Extracted data entries
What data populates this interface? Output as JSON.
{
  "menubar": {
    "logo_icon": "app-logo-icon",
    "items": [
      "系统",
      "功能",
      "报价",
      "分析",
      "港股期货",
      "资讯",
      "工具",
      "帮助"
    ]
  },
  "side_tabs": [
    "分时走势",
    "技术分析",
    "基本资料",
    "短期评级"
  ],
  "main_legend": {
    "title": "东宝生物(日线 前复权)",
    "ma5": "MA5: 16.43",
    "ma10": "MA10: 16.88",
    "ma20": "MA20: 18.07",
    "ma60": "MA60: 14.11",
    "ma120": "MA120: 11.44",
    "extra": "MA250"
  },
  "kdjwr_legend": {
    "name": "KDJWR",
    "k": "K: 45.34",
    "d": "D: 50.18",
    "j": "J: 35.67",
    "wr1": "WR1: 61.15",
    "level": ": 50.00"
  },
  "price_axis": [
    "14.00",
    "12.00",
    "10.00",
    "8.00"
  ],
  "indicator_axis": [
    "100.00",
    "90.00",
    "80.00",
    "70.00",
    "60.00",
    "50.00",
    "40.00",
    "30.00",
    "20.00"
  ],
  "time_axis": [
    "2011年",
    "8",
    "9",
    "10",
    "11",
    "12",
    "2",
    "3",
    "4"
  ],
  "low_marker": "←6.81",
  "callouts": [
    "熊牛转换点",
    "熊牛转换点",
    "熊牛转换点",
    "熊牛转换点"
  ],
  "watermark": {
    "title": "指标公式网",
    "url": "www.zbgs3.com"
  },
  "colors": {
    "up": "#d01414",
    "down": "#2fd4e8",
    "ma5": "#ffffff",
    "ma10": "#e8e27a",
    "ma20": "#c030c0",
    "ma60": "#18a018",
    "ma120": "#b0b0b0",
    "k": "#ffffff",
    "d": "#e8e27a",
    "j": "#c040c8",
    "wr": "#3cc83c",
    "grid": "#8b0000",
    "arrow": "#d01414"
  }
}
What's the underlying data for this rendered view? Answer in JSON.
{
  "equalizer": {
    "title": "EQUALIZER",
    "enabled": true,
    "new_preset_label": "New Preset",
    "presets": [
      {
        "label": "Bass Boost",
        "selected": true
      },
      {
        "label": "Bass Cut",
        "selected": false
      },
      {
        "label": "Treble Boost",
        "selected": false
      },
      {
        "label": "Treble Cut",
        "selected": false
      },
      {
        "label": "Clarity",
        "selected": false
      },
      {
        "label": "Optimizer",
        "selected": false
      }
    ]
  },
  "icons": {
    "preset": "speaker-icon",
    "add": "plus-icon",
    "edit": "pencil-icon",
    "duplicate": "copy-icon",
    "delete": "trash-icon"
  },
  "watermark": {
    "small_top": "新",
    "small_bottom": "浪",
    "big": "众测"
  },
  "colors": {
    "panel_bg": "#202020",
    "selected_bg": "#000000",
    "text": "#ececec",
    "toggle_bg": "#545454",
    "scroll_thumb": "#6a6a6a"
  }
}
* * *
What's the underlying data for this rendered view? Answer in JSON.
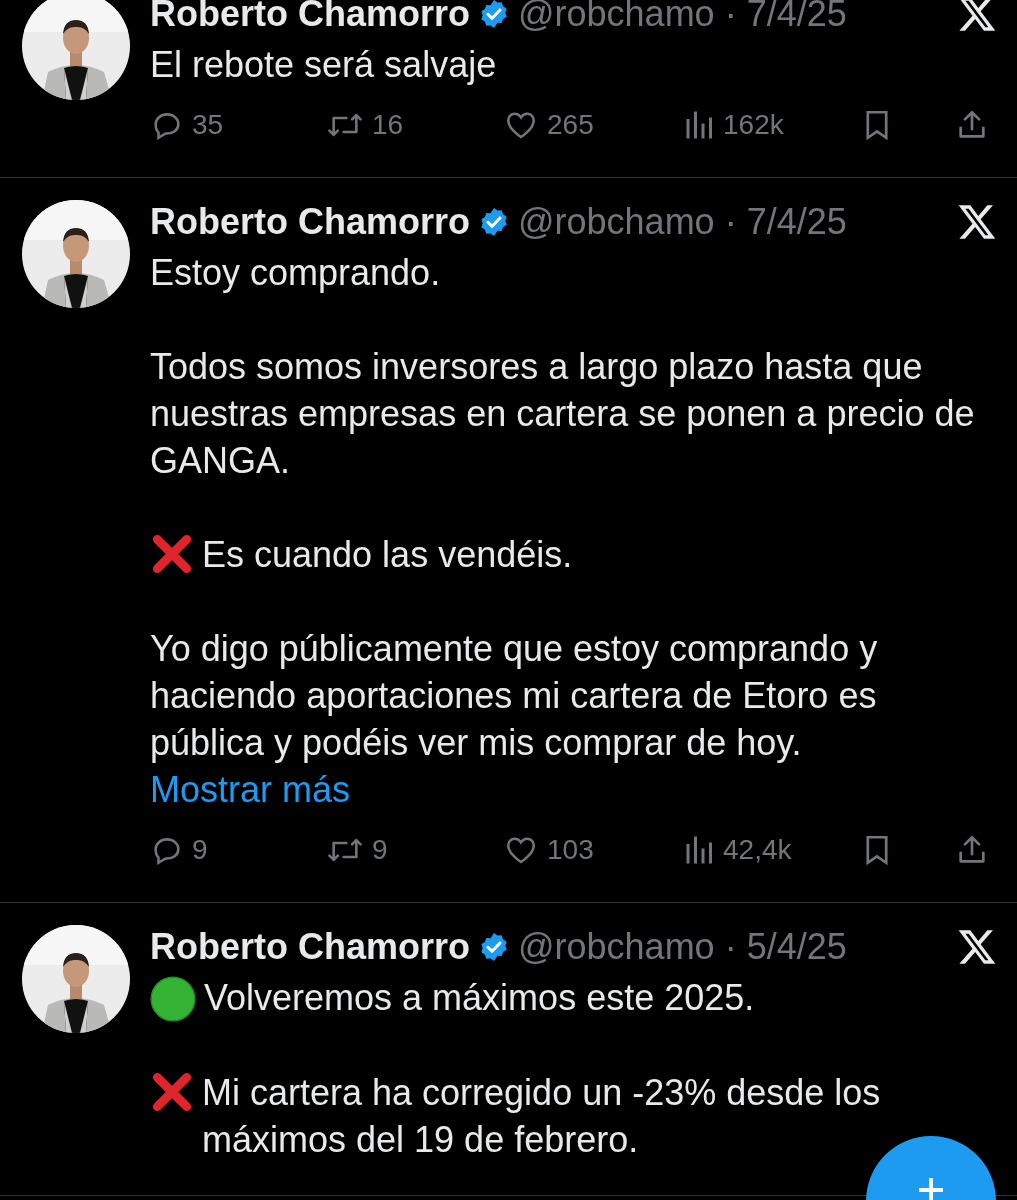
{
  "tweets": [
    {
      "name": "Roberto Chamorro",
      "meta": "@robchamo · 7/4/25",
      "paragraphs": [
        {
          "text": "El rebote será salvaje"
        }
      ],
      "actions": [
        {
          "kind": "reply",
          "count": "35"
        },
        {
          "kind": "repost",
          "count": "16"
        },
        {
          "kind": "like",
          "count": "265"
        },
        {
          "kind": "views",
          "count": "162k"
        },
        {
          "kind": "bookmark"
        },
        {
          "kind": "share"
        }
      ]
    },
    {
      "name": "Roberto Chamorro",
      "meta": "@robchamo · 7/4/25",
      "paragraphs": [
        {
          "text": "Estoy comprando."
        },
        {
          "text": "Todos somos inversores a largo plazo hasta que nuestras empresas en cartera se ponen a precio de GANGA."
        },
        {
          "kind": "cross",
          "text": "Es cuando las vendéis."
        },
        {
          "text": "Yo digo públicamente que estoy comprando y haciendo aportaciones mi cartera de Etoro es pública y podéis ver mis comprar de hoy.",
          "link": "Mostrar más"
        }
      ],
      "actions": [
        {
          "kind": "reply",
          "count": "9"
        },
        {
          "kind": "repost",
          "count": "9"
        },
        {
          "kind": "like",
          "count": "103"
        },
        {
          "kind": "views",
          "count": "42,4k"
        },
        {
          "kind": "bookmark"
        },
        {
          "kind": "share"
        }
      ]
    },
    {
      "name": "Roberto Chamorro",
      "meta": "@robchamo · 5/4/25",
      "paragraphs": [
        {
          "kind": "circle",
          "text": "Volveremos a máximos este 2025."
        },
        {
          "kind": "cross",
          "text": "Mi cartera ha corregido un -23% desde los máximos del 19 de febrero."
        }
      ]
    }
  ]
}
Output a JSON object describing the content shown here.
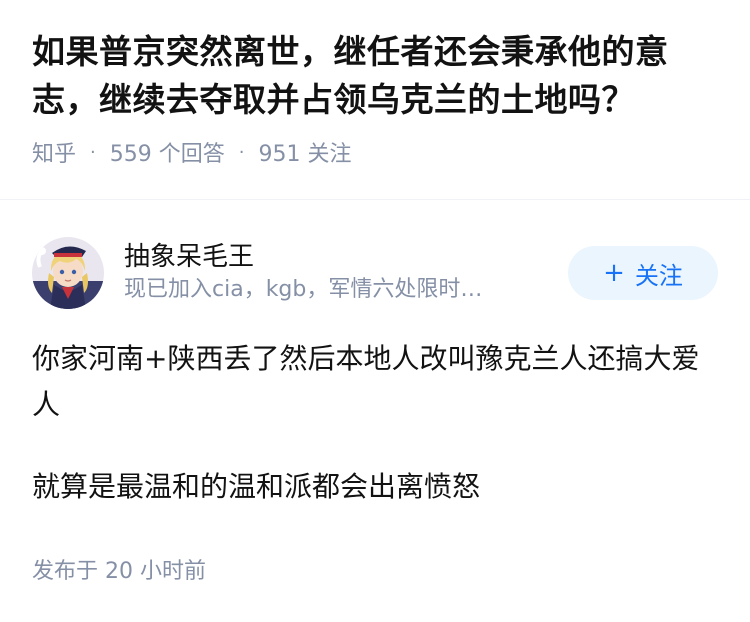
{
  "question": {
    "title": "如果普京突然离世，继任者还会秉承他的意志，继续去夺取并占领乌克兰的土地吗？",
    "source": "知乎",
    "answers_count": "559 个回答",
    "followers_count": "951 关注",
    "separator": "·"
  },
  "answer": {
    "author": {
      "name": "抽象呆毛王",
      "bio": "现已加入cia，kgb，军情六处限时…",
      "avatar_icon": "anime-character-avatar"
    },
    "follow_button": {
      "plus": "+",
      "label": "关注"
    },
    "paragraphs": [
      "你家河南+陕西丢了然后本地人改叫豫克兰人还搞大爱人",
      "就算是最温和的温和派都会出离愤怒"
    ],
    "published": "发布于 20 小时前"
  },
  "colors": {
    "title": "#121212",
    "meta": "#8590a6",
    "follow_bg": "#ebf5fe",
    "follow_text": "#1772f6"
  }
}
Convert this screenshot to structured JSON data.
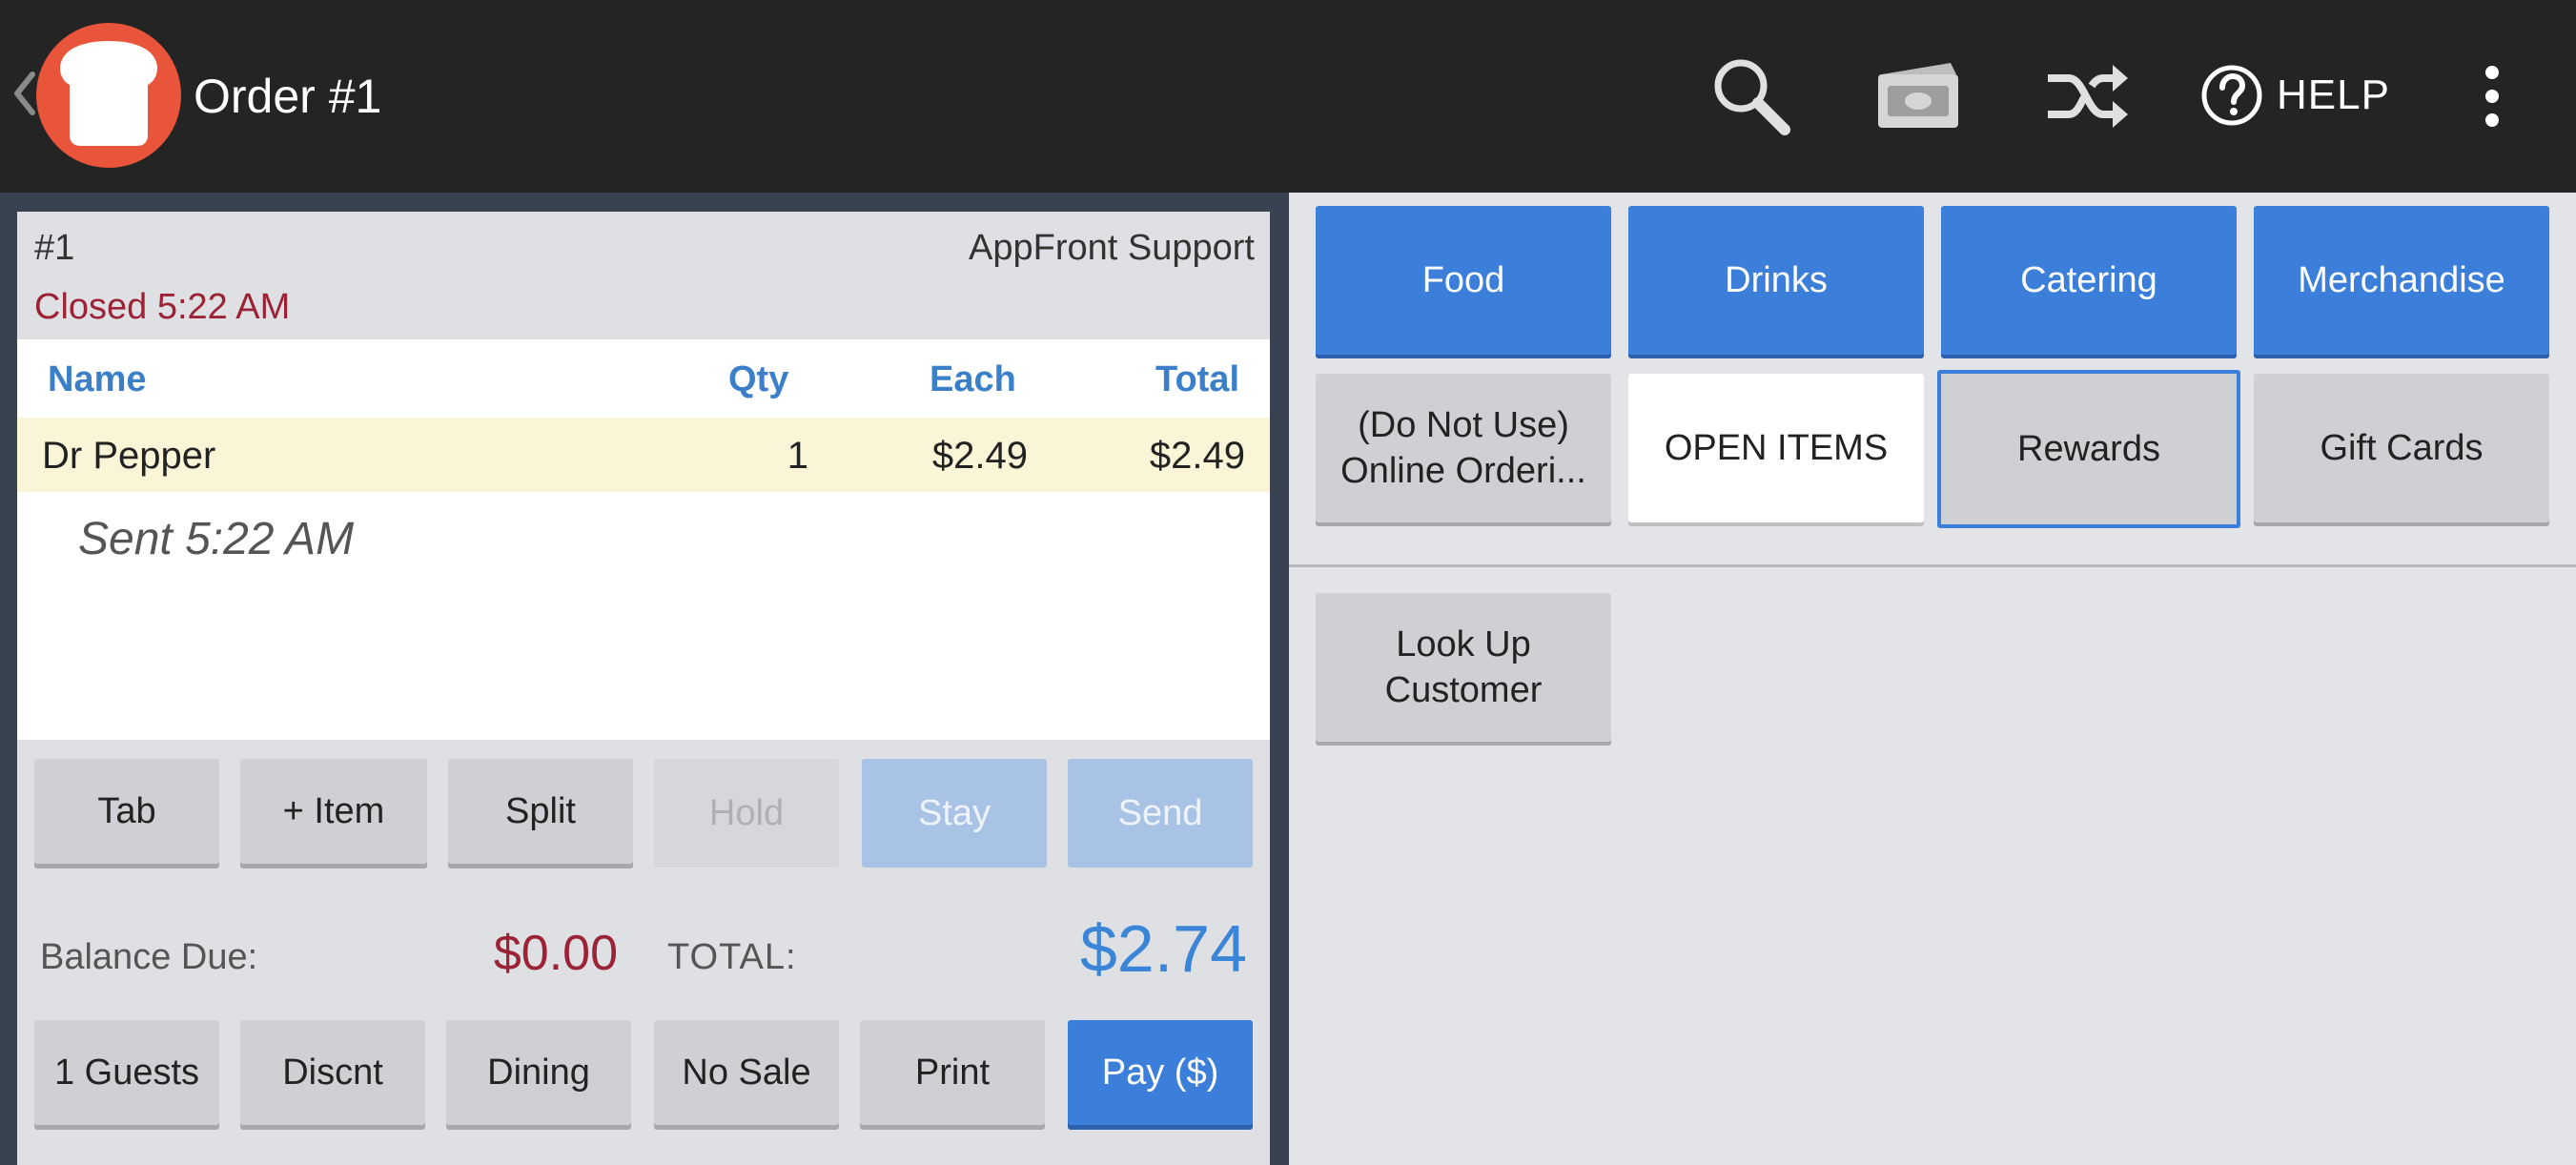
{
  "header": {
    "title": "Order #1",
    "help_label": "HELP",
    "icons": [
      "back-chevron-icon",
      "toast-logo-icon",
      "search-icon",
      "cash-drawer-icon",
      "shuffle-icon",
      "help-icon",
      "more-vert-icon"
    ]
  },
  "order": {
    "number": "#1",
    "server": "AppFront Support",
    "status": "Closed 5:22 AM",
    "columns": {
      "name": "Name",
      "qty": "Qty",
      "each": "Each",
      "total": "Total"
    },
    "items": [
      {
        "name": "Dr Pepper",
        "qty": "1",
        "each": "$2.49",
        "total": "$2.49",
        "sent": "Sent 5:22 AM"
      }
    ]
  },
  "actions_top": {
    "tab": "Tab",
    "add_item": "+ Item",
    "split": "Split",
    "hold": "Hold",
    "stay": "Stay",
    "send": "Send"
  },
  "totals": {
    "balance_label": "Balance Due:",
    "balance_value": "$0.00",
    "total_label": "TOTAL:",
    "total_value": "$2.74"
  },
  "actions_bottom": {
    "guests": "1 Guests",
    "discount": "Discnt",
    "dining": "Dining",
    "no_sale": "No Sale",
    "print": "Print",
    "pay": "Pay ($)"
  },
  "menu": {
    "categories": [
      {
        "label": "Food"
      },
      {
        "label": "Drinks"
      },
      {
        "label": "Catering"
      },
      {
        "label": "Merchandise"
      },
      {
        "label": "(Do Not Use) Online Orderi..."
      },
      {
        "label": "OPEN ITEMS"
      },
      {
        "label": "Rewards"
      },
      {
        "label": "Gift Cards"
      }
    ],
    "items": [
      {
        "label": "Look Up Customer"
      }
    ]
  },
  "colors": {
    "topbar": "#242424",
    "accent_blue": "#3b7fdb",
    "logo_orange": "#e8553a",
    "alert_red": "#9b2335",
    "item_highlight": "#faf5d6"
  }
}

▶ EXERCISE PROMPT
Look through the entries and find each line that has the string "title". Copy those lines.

▶ OUTPUT BELOW
    "title": "东宝生物(日线 前复权)",
    "title": "指标公式网",
    "title": "EQUALIZER",
    "title": "如果普京突然离世，继任者还会秉承他的意志，继续去夺取并占领乌克兰的土地吗？",
    "title": "#121212",
    "title": "Order #1",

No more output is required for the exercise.